The Gateway Bronco engine bay is cleaner looking with all the ECU and fuse boxes being hidden, whereas the Icon utilized the inner fender wells to hold those units. They are seen, but still, both engine bays look good.
Burgett wanted his cars to be 100% quality, and in 2018, Ford Motor Company officially licensed Gateway Bronco as an Official Ford Product.
The headlights different greatly in the cars, the Orange Gateway ran the original housings with halogen bulbs, which were “what the customer wanted,” as Burgett mentioned that it was keeping with this particular customer’s wish for all original parts; but next to the Icon’s LED bulbs, it really made it hard to not wish that the Gateway also had this modern illuminative touch. Burgett did say that “LED [headlights] are standard, but this gentleman (the orange truck owner), wanted to keep it as original as possible. We’re a bespoke builder, so we provide you a build sheet. We do that exactly, we can send you a build sheet, and they can add in or take out what they like.”
The interiors were very similar in that the upholstery was very nice and the fit and finish of the cars were superb, minus the spartan accessories that the Gateway Bronco customer desired. It was hard driving a car that did not have a gear selector dial that showed if you were in Park or Reverse. Moving the car was more trial and error as you tried to count the gears, and then release the brake pedal to see if you go forward or backward, but once again, that was per the customer’s specifications.
The biggest difference in the interior arrived when you try to put stuff in the back of each car. The Gateway Bronco was easy to drop the back seat or to move the rear seats forward to access the back. The Icon was more difficult. It looked like it would be easy, but it was not. Putting cargo in the Icon was stifled by seats that did not move easily, so we had to crawl over the seats to retrieve our gear. Something like that could definitely be a hindrance as a daily driver, but one that for this amount of money, is not really an issue as people do not buy these cars for the ease of carrying gear alone—although clearly some do. As the interview was going, a prospective customer showed up to drive each Bronco. That customer talked about wanting to buy the Bronco as a daily for his partner, she would take it everywhere and use it as a daily car.
Both of the Broncos were equipped with modern shocks and suspension setups, and 4 pistoned fixed calipers.

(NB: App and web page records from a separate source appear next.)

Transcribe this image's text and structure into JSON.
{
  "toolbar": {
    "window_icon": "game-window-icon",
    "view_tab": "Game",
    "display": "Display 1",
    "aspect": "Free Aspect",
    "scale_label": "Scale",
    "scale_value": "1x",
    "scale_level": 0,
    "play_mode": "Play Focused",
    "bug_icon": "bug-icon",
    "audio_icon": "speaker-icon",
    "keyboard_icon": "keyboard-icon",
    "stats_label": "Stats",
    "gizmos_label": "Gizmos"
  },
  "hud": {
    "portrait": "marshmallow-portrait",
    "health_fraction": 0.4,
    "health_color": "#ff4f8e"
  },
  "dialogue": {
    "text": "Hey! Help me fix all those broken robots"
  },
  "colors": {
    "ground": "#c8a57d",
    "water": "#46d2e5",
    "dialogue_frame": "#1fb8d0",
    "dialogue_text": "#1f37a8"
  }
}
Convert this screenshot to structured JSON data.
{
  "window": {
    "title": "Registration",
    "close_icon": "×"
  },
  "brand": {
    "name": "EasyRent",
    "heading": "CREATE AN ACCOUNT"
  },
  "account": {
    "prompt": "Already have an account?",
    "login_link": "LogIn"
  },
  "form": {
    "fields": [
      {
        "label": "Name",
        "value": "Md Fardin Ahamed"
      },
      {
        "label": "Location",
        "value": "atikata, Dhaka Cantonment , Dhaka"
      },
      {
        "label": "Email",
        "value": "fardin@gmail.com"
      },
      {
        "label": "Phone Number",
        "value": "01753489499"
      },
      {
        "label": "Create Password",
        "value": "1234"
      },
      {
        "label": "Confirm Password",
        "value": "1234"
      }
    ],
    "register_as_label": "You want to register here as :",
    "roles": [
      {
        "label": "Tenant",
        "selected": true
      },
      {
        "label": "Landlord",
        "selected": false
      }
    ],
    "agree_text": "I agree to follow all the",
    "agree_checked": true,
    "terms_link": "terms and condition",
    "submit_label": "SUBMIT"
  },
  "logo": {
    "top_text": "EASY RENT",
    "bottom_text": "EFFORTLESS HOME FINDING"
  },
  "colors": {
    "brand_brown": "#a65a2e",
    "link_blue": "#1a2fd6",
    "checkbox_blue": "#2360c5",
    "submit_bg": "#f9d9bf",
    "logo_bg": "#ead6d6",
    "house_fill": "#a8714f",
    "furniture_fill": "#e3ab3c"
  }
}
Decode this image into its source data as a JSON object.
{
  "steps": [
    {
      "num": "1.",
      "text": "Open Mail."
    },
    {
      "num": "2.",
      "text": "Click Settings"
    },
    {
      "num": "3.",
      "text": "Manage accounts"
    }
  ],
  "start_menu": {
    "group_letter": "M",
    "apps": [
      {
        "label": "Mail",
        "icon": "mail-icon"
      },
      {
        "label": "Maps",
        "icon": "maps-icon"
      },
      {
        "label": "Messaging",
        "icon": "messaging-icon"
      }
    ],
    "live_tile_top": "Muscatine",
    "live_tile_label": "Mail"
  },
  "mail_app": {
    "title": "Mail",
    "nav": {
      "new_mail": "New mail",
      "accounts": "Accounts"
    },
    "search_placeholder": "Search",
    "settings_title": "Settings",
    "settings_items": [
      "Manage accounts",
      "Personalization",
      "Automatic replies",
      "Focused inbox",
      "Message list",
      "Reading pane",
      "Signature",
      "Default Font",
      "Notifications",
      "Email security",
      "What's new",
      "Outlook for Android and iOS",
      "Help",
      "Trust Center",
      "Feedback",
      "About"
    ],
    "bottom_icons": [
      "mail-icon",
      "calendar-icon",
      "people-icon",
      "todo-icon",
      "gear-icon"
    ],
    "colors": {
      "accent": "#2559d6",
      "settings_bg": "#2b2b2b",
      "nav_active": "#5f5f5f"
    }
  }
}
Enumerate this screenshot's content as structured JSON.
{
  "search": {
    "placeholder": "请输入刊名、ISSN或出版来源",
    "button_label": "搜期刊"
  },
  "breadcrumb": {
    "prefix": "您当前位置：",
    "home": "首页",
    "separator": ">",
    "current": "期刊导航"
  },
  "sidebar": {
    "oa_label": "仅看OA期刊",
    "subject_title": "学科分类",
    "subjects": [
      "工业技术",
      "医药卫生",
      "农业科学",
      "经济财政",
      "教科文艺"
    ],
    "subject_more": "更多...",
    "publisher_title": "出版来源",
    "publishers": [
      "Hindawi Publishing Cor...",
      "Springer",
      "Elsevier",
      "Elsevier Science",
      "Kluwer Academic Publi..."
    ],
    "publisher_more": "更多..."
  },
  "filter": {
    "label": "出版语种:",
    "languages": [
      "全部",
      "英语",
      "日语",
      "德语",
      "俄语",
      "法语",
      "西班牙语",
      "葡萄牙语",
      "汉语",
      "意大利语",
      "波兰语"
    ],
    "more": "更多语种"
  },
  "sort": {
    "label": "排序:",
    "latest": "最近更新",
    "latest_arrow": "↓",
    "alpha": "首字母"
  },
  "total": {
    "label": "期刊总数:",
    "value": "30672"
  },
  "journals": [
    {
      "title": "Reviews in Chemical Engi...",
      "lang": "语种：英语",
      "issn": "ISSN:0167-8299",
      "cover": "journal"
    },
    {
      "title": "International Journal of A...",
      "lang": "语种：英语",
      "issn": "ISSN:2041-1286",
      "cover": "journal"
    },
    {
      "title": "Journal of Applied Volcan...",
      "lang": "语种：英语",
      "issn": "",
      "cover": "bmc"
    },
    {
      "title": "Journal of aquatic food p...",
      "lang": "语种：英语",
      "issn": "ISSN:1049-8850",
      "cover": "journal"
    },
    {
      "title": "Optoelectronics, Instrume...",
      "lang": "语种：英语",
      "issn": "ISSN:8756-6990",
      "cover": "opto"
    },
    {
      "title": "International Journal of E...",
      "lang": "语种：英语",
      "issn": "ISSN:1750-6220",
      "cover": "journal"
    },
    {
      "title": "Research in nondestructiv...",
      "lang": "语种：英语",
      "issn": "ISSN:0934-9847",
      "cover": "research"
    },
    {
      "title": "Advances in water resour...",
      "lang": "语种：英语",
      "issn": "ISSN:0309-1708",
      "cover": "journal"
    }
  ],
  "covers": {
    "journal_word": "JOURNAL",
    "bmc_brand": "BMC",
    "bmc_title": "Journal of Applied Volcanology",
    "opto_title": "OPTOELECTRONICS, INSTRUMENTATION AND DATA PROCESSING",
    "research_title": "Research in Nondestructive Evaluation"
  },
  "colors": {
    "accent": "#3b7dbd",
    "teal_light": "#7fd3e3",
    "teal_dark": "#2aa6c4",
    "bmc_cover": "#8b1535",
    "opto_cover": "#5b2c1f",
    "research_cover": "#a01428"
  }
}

Driving the Icon was like driving a modern-day car. It was comfortable, easy to control, and stable. This reporter did have a chance to move the Orange Gateway car, but a driving comparison was nixed as the prospective customer jumped in and took the car for a test drive. Although not ideal, for a customer who wants to spend $150,000 to $300,000, I can understand knocking the reporter out of the seat. Hell, if we were selling the car, we would have done the same. So, comparing the drive between the Icon and Gateway is something that, at this time, Hot Rod cannot do.
One thing is certain, Burgett’s family now likes riding in his Broncos.
Today, there are many companies that can give you an original Bronco that is rebuilt to modern-day standards. You can have them built to mirror your tastes, they do however come with a cost, but there is only one that comes blessed by Ford. Gateway Bronco’s quality and build are amazing, and you can have one without waiting a year or two before you are cruising around in your new truck. Ford has announced that they too are releasing a modern rendition of the iconic Bronco, but if you fancy an original of the sixties and seventies, then feel comfort in the fact that the original Bronco’s collector car value has skyrocketed, this is now the Bronco’s time.